At age 76, LeBeau is one of the only coordinators in the league without a reference call sheet, storing all information in his head. The occasionally bizarre pre-snap looks can make little sense to young quarterbacks — hence LeBeau's 16-2 record against rookie QBs since 2004.

The Steelers, however, know exactly what they're doing. LaMarr Woodley, their left outside linebacker, leads the team with five sacks, and free safety Troy Polamalu remains a threat against both run and pass in his 11th NFL season.

With Andre Gurode (knee) and Tony Pashos (hip) unlikely to play after missing practice again Thursday, second-year player Lucas Nix will start at left guard and Matt McCants at right tackle.

Wisniewski's job, besides dealing with Pittsburgh's 320-pound nose tackle Steve McLendon, will be making line calls based on what he sees.

"He's got a lot of different looks and he does it with different personnel," Wisniewski said of LeBeau. "He's got (defensive backs) coming, he's got linebackers coming. He's got big guys standing up and just walking around. He really understands protections well, so he understands how to beat your protections, and he's been doing it for 20, 30 years."

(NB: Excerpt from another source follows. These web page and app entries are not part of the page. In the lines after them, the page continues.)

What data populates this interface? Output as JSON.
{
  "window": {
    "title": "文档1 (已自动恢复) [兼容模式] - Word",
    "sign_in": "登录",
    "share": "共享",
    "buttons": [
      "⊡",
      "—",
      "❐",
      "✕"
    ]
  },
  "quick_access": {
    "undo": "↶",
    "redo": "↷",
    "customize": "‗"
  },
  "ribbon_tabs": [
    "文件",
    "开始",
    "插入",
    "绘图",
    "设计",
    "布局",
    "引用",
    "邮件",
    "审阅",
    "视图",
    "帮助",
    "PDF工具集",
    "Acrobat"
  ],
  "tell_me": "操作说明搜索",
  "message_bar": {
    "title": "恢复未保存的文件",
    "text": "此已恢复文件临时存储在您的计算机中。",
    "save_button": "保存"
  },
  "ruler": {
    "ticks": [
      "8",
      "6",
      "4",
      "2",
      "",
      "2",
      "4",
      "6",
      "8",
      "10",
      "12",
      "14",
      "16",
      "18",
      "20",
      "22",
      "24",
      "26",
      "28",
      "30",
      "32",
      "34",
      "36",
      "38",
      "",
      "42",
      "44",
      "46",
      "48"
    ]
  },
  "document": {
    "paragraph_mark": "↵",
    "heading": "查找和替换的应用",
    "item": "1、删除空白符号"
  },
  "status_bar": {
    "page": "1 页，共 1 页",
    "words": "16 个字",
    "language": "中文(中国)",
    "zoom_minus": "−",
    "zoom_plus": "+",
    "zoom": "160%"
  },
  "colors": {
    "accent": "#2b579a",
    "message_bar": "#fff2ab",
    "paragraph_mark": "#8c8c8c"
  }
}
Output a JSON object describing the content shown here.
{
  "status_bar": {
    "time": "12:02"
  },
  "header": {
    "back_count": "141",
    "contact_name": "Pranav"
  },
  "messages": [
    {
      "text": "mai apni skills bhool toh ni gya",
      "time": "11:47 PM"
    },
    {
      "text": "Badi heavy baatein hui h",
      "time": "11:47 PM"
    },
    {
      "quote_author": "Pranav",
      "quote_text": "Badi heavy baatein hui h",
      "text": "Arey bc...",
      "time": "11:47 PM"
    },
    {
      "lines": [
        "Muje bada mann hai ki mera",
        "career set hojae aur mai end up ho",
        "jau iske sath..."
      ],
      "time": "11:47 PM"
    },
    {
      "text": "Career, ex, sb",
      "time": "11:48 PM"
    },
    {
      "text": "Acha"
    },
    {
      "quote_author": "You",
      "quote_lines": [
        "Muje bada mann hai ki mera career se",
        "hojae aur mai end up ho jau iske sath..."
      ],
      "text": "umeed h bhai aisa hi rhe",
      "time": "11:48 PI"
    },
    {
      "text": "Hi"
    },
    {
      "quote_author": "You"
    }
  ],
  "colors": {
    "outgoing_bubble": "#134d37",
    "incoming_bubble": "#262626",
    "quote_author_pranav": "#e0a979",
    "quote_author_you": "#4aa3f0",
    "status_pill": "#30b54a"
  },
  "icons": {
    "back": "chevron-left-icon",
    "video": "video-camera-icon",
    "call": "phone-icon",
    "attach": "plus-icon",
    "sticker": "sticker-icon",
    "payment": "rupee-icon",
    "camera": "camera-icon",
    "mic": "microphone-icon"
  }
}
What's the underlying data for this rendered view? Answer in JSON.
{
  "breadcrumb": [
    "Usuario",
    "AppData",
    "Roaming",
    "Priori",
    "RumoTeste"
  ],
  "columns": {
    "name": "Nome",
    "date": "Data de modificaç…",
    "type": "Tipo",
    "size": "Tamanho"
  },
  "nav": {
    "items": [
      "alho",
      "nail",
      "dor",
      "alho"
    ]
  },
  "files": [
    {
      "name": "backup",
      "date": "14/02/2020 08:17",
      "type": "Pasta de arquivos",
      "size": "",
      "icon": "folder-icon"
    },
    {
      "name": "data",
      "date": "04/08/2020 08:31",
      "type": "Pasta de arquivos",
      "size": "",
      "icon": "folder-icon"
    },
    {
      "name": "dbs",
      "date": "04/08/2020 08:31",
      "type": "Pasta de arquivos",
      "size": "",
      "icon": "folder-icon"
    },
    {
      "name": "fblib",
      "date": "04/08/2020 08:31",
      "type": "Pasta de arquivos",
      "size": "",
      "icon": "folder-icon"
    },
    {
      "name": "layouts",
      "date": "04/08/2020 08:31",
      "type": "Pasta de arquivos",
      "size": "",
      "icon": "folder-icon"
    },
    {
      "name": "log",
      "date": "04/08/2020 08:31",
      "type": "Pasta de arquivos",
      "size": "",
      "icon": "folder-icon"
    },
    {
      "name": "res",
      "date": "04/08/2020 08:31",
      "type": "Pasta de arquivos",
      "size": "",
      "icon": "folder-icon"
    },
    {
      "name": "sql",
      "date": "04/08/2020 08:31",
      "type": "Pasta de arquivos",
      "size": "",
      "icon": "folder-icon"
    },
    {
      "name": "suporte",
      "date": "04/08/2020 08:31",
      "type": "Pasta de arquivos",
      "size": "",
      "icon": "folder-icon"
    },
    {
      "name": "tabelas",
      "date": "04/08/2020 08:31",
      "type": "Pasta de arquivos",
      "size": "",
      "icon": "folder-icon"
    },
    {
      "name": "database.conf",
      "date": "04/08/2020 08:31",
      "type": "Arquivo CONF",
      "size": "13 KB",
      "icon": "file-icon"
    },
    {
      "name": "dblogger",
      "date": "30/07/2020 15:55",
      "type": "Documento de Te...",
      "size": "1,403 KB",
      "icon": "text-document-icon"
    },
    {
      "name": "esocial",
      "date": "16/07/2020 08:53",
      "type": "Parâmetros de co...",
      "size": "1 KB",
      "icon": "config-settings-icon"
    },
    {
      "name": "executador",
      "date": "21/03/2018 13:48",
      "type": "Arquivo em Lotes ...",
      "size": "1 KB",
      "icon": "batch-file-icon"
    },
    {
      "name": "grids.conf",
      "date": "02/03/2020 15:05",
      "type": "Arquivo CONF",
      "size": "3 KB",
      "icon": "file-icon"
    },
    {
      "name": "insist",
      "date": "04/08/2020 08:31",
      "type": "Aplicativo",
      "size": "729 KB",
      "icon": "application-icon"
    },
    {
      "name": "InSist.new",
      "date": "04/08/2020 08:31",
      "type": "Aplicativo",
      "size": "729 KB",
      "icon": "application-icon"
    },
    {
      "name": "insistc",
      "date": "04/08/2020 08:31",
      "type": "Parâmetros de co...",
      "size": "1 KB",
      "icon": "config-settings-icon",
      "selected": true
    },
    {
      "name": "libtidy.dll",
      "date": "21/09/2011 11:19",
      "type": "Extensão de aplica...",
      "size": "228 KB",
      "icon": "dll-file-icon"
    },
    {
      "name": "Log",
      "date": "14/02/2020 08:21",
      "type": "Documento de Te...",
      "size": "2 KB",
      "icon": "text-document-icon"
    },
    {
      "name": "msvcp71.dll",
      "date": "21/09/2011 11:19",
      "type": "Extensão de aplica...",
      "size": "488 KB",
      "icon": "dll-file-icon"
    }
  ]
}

When Raiders defensive coordinator Jason Tarver was an offensive assistant with the 49ers, he said LeBeau was "one of the few coaches who could break down our protection and really hurt us."While not technically a rookie, Raiders quarterback Terrelle Pryor has the experience level that makes it tough to deal with a LeBeau defense. Having Wisniewski back acts as a security blanket. Pryor said he can keep an eye on blitzers from the far outside and trust Wisniewski to handle things in the interior.

"There's not really much I have to worry about in terms of protection because I know Wiz is going to see it," Pryor said. "I know if it's just in the box, Wiz is going to handle it and I can focus on the play and the coverage. He'll be on top of all that stuff, so it will be good to see him."

With his uncle Steve having played for the Raiders, Wisniewski grew up a rarity in Pittsburgh — a Raiders fan in a sea of black and gold.

"Everybody kind of grows up watching the Steelers, rooting for the Steelers," Wisniewski said. "It's cool to play against a team you grew up watching. It's also cool for bragging rights. I spend my offseasons out there, so I want to be able to hold my head up high and wear my Raiders gear when I'm walking around Pittsburgh in the offseason."